═══ Data provided ═══
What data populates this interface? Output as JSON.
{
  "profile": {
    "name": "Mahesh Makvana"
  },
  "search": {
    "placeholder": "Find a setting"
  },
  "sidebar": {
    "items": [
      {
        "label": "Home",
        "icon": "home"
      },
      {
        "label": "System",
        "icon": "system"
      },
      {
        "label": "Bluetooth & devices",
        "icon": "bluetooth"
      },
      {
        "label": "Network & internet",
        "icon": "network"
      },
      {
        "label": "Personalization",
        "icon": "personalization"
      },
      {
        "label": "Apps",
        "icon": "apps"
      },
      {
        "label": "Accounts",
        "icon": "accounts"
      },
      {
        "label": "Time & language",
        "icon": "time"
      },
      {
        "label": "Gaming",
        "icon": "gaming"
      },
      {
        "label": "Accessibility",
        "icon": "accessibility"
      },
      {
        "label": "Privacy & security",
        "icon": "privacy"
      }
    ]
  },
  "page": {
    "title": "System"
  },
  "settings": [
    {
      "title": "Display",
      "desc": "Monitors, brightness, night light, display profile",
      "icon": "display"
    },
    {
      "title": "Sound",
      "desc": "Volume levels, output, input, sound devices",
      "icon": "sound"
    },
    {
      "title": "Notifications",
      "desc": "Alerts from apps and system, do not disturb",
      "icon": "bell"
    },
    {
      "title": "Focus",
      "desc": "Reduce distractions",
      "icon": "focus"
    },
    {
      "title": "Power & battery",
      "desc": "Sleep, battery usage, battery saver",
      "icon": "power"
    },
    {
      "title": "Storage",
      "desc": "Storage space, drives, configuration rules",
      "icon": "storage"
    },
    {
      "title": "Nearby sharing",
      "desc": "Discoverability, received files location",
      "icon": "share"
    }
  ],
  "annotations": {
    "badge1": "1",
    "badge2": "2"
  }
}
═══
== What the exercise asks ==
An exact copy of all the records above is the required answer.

== Task result ==
What data populates this interface? Output as JSON.
{
  "profile": {
    "name": "Mahesh Makvana"
  },
  "search": {
    "placeholder": "Find a setting"
  },
  "sidebar": {
    "items": [
      {
        "label": "Home",
        "icon": "home"
      },
      {
        "label": "System",
        "icon": "system"
      },
      {
        "label": "Bluetooth & devices",
        "icon": "bluetooth"
      },
      {
        "label": "Network & internet",
        "icon": "network"
      },
      {
        "label": "Personalization",
        "icon": "personalization"
      },
      {
        "label": "Apps",
        "icon": "apps"
      },
      {
        "label": "Accounts",
        "icon": "accounts"
      },
      {
        "label": "Time & language",
        "icon": "time"
      },
      {
        "label": "Gaming",
        "icon": "gaming"
      },
      {
        "label": "Accessibility",
        "icon": "accessibility"
      },
      {
        "label": "Privacy & security",
        "icon": "privacy"
      }
    ]
  },
  "page": {
    "title": "System"
  },
  "settings": [
    {
      "title": "Display",
      "desc": "Monitors, brightness, night light, display profile",
      "icon": "display"
    },
    {
      "title": "Sound",
      "desc": "Volume levels, output, input, sound devices",
      "icon": "sound"
    },
    {
      "title": "Notifications",
      "desc": "Alerts from apps and system, do not disturb",
      "icon": "bell"
    },
    {
      "title": "Focus",
      "desc": "Reduce distractions",
      "icon": "focus"
    },
    {
      "title": "Power & battery",
      "desc": "Sleep, battery usage, battery saver",
      "icon": "power"
    },
    {
      "title": "Storage",
      "desc": "Storage space, drives, configuration rules",
      "icon": "storage"
    },
    {
      "title": "Nearby sharing",
      "desc": "Discoverability, received files location",
      "icon": "share"
    }
  ],
  "annotations": {
    "badge1": "1",
    "badge2": "2"
  }
}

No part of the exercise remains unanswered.